The computer is still blocked; I keep on trying and end up asking Cedric. Problem quickly solved. I continue to work on the photos. Don’t have the courage to go out. It’s freezing out there.
George knocks on the door:
– “Would you go with me to the post office?”
Seeing the look on my face, he adds:
– “Let’s go for a coffee together!”
– “Your timing is really good, I need a break “
We go to the post office to get his parcels; I ask for information about sending some boxes to France. Yes, it’s D-Day minus, um, I was counting on my fingers, D-Day -11.
Time is flying, so I slow down.
The World Cup is George’s favorite coffee shop. According to him, it’s where everything happens, and the coffee is good. The two waitresses are very nice.
The Best Little Coffee Shop in Taos
Great spot to people watch – located on Taos Plaza – local hangout for artists and other eccentric hipsters and a must for anyone passing through. The coffee is great, the barristas are both pretty and friendly and although the space itself is tiny, the outside balcony is the best place in town for a shady seat and an eye on Taos. Sunday mornings are especially busy and at any time you might be suprised by who is waiting in line behind you. Could be Julia Roberts in that hat pulled down low. Prices are comparable to Starbucks and other espresso bars.
A dad and his daughter are sitting next to us at the bar. Her name is Uma, and she’s wearing a very pretty small pouch around her neck that she made and painted. We compliment her, then everyone in the bar comes to see the pouch, admires it, exclaims… While chatting with her father and the waitresses, looking at the Italian coffee makers for sale, asking their price, we didn’t see her leave.
She comes back with five or six pouches, all different. I say to her:
– “What a great idea! How much are you selling them for?”
– “Two dollars.”
In the space of five minutes, they are all signed by the artist and sold.
– “May I take a picture of you, as a souvenir of this moment?”
It’s my turn to use the shared laundry room. Pamela arrives to pick up her own laundry from the dryer. I am reading while my clothes are in the washing cycle.
We discuss painting. Pamela would like to depict war in her collages, her prints, and her paintings. But she doesn’t know where to start. There are too many ways to tackle it. How can she best reach people so that they start to object to the ongoing American armed interventions…?
She tells me about Romare Bearden, an African-American who made beautiful collages and inspired her to try the technique.
I really like Pamela’s work.
I come home with the dry laundry and get back to the computer.

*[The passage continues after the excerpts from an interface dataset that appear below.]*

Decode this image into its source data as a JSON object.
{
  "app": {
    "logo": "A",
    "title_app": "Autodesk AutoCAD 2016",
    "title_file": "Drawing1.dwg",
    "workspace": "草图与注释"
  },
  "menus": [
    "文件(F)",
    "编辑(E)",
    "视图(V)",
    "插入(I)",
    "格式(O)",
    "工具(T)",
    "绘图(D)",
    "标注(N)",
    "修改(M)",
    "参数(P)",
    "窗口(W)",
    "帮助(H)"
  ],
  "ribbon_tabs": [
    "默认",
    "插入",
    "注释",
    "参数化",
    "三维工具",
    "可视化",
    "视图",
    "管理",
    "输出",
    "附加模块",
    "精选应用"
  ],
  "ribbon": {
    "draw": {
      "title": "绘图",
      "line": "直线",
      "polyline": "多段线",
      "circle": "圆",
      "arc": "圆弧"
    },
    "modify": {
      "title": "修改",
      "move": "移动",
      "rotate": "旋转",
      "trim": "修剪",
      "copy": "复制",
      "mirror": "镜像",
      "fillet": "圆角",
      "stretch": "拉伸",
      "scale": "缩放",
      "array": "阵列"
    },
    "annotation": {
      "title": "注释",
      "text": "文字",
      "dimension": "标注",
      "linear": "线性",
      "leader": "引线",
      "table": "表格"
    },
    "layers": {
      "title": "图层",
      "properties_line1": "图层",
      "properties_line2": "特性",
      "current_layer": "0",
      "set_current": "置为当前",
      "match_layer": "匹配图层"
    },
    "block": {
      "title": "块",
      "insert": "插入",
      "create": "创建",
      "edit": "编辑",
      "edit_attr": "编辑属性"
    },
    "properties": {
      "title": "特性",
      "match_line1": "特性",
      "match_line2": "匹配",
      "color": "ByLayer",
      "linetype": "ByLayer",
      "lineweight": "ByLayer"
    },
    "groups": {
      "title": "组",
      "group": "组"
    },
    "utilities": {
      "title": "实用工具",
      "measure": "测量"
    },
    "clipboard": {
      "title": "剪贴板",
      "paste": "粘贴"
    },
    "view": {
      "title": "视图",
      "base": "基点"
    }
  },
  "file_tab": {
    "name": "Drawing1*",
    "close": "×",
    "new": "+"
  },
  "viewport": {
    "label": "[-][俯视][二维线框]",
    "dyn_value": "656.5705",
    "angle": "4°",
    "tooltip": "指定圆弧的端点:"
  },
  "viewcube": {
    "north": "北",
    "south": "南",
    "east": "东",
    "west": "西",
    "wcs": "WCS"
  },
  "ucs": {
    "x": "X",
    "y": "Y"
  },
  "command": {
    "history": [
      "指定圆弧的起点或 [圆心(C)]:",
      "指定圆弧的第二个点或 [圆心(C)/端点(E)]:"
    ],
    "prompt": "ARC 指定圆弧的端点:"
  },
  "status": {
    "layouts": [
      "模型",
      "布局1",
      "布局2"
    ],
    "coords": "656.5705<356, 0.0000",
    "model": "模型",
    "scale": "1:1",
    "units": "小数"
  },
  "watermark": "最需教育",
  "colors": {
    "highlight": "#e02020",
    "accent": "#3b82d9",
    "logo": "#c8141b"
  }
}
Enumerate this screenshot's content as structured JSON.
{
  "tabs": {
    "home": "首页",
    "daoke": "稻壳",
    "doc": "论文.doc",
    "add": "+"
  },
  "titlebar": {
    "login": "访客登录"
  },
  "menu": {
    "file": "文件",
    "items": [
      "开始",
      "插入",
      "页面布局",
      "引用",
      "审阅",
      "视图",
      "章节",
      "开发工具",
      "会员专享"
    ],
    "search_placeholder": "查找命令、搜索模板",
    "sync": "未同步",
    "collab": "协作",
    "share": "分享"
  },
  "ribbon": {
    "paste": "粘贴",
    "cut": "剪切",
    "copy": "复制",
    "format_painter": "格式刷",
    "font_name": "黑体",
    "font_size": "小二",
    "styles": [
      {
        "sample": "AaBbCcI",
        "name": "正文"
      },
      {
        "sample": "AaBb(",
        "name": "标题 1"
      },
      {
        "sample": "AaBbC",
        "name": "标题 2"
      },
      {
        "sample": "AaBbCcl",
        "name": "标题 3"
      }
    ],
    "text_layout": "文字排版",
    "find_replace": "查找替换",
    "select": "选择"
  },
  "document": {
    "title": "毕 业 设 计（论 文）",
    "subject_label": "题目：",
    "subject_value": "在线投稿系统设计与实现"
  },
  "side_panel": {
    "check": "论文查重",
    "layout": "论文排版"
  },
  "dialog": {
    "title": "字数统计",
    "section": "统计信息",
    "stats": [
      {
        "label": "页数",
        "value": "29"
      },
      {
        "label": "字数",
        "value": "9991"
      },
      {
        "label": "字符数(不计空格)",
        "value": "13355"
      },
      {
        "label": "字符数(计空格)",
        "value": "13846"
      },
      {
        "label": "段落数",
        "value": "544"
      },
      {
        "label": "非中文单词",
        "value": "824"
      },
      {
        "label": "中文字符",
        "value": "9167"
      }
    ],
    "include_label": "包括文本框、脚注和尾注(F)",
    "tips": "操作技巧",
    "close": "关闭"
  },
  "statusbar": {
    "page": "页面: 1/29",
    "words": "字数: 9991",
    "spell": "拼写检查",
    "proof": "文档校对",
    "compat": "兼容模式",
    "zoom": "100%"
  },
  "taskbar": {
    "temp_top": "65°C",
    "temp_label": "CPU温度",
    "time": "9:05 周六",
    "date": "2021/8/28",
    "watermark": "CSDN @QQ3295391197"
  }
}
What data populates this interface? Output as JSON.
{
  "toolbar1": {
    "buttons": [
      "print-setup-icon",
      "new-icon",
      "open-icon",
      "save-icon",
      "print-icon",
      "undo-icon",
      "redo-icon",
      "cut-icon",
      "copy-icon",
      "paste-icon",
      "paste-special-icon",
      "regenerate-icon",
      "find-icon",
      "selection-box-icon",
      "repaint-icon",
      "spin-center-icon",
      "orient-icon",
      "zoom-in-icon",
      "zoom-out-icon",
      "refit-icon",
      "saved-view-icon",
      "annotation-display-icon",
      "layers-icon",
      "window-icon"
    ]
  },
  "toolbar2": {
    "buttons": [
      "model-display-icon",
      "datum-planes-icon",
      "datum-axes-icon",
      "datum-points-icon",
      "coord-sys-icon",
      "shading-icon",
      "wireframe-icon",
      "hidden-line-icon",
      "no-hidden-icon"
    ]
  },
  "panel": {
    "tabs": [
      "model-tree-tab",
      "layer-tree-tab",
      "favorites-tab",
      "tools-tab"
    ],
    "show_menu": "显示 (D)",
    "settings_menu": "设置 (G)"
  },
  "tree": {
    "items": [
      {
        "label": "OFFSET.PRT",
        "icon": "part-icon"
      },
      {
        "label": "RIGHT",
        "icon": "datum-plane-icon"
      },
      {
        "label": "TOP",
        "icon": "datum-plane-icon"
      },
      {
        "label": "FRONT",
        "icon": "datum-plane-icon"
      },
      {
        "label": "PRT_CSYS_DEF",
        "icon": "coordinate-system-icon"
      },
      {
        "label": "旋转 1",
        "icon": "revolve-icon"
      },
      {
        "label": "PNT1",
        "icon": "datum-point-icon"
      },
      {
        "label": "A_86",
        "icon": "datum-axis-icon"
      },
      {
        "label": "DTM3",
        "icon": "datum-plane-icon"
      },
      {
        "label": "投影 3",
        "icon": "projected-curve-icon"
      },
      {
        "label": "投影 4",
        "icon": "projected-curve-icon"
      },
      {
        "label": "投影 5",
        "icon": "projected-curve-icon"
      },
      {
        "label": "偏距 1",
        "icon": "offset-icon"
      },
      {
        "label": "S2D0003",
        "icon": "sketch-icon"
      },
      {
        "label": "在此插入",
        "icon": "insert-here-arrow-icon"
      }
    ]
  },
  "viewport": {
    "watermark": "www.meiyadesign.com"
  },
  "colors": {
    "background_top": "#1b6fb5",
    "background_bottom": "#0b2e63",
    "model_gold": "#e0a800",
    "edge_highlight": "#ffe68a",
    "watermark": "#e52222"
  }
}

Around 6 PM, the end of the day is too beautiful to miss, and I decide to go out. I want to have a look at the Rio Pueblo to see at what time the sun disappears at the bottom of the canyon. I take the road to the south. The thin clouds will disintegrate at nightfall.
Here too, this curious impression that the river retains the daylight. Silvery phosphorescence.